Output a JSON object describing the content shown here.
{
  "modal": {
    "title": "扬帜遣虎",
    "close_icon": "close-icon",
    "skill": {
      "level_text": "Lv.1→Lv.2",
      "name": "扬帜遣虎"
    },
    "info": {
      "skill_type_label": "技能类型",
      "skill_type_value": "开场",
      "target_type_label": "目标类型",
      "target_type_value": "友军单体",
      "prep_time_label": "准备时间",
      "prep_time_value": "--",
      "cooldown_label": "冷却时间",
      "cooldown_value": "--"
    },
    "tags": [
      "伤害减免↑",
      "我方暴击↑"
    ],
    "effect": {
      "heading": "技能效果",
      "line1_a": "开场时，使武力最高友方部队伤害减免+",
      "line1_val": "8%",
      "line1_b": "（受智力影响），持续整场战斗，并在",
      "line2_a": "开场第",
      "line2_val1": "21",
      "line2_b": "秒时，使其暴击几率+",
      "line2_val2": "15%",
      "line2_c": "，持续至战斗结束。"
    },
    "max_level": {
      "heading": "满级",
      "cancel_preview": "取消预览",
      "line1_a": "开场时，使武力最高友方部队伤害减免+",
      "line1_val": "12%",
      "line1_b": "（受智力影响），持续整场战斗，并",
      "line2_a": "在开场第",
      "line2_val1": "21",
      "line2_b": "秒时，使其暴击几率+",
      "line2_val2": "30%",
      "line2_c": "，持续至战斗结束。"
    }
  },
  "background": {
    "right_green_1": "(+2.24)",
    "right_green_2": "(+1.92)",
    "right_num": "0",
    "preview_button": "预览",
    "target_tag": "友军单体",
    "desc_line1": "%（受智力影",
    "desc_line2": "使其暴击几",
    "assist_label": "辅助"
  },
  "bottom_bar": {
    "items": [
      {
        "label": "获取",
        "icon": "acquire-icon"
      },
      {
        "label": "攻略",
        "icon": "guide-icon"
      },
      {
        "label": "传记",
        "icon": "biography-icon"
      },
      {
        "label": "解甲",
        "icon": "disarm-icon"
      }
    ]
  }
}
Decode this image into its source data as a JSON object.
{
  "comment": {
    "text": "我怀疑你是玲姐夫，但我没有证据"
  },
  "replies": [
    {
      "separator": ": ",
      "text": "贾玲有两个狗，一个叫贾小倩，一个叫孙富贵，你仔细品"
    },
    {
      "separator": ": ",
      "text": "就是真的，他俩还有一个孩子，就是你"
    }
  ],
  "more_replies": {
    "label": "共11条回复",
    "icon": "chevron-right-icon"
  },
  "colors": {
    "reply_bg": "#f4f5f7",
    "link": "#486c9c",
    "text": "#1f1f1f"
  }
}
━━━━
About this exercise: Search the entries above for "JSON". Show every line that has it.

Answer for this exercise:
Output a JSON object describing the content shown here.
Decode this image into its source data as a JSON object.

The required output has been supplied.